Work instruction ->
State how many lines in the listing below hold "left", with no other words.

Records for this task ->
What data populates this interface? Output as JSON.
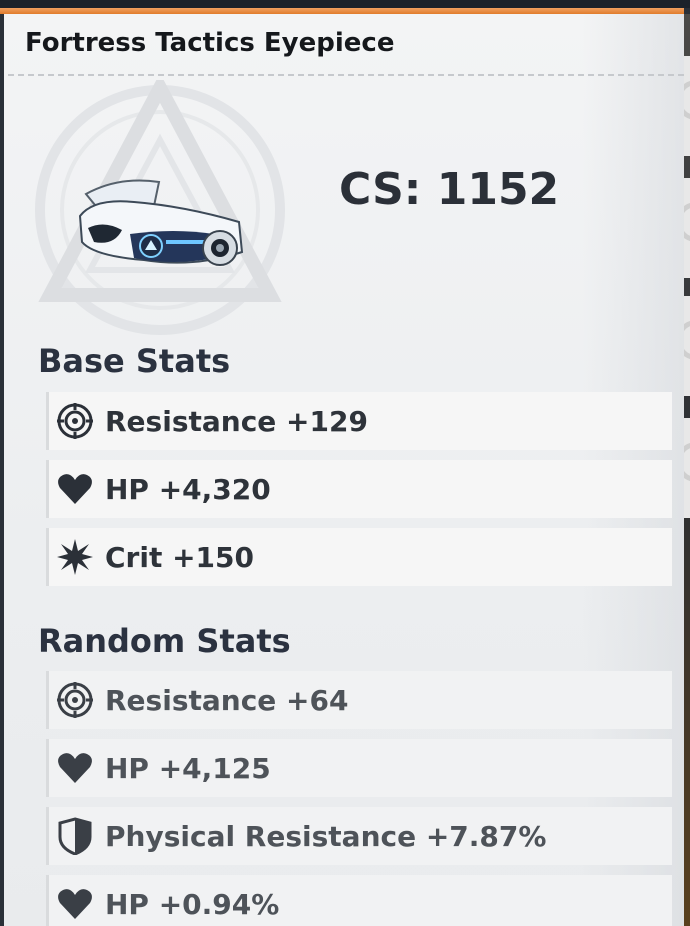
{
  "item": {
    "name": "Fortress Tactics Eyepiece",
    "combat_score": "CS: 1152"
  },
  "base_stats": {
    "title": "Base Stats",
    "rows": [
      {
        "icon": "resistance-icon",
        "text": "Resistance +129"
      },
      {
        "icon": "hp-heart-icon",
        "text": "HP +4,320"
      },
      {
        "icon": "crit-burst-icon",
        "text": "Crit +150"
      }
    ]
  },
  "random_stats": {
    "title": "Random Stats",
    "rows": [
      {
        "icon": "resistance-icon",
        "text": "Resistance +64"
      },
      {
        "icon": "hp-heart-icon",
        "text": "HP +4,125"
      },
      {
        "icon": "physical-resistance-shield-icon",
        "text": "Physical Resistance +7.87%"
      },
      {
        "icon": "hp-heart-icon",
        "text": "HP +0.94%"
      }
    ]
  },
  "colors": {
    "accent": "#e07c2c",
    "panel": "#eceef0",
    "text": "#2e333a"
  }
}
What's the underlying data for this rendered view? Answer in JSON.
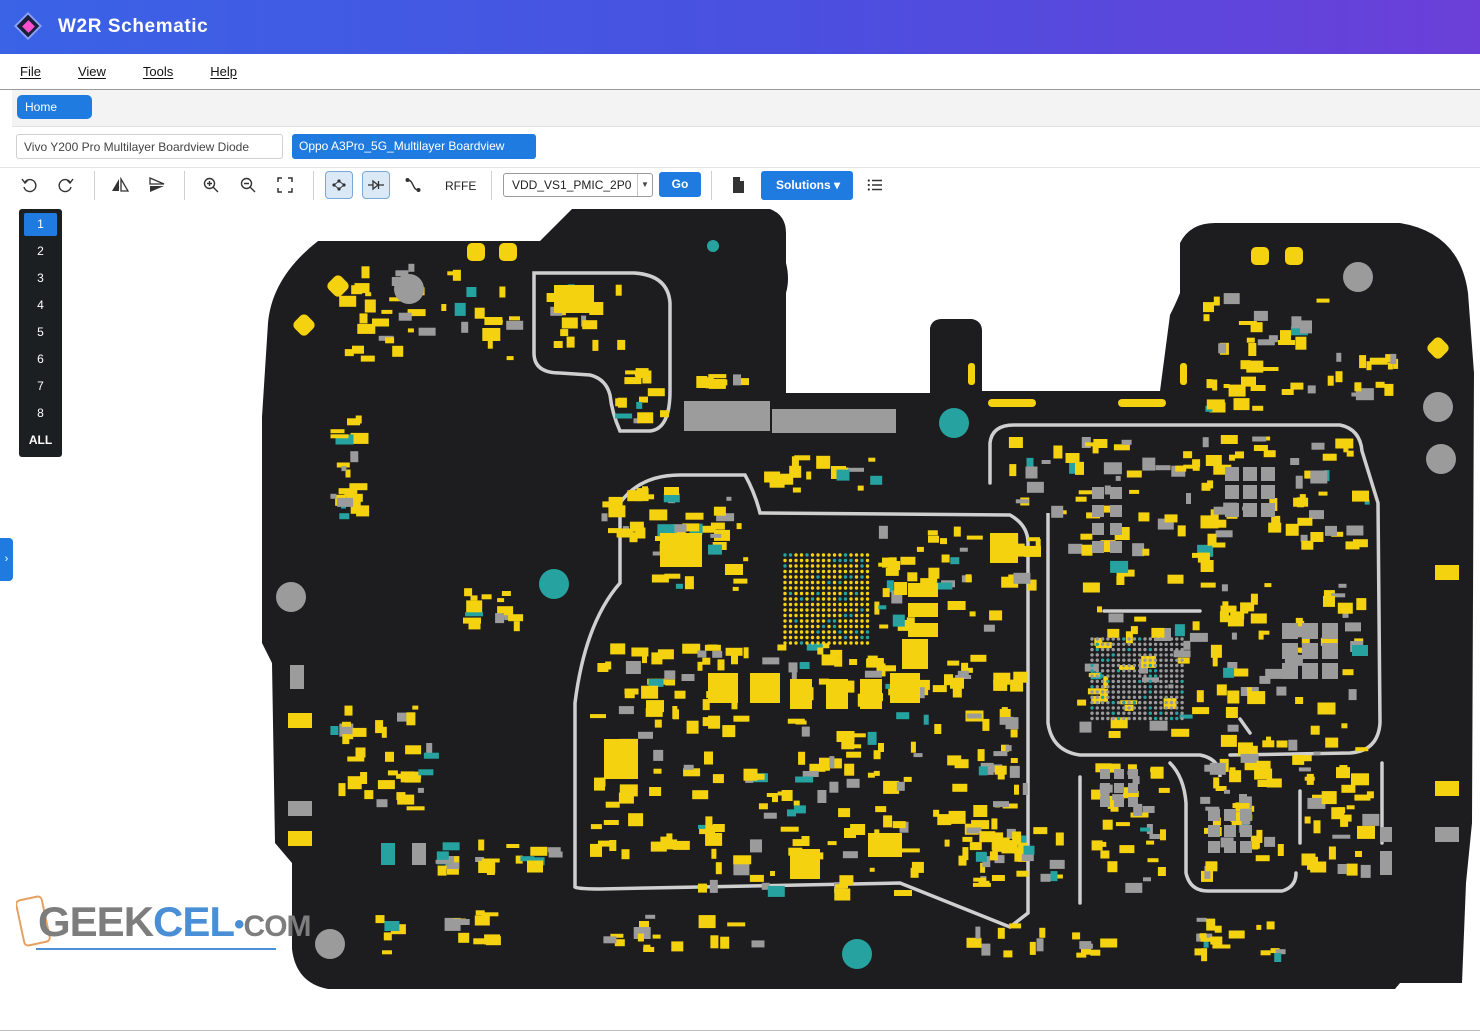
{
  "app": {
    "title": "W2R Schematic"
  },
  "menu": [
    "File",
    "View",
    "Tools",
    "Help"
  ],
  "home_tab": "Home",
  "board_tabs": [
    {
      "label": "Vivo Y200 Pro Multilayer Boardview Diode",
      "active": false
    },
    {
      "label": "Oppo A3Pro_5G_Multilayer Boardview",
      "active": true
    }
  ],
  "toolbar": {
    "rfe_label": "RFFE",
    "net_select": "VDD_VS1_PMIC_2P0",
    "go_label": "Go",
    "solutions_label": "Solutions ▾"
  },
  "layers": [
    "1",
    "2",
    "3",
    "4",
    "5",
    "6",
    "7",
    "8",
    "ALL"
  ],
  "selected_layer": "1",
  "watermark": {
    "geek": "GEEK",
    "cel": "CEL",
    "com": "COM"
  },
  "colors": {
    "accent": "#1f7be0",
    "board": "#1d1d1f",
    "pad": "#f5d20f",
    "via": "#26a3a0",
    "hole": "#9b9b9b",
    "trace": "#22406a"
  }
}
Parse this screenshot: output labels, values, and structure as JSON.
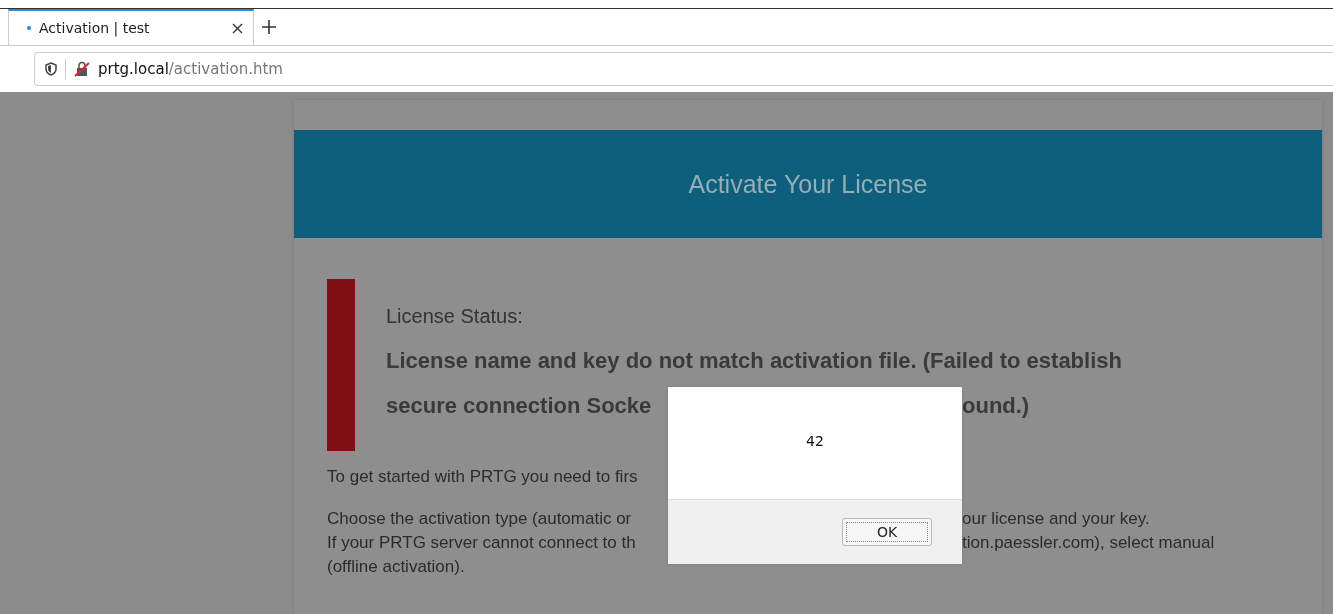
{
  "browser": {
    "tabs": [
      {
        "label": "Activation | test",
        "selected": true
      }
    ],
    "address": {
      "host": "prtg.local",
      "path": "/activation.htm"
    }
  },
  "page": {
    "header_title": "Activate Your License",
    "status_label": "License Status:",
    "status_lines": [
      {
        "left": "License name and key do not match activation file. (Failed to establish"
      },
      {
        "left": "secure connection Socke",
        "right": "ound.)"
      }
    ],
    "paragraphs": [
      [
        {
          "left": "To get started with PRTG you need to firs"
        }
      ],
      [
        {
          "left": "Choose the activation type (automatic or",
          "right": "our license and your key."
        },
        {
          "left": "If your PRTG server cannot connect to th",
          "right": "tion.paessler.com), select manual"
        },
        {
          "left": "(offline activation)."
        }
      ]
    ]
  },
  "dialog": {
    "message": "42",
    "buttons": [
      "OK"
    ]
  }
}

Response below ->
6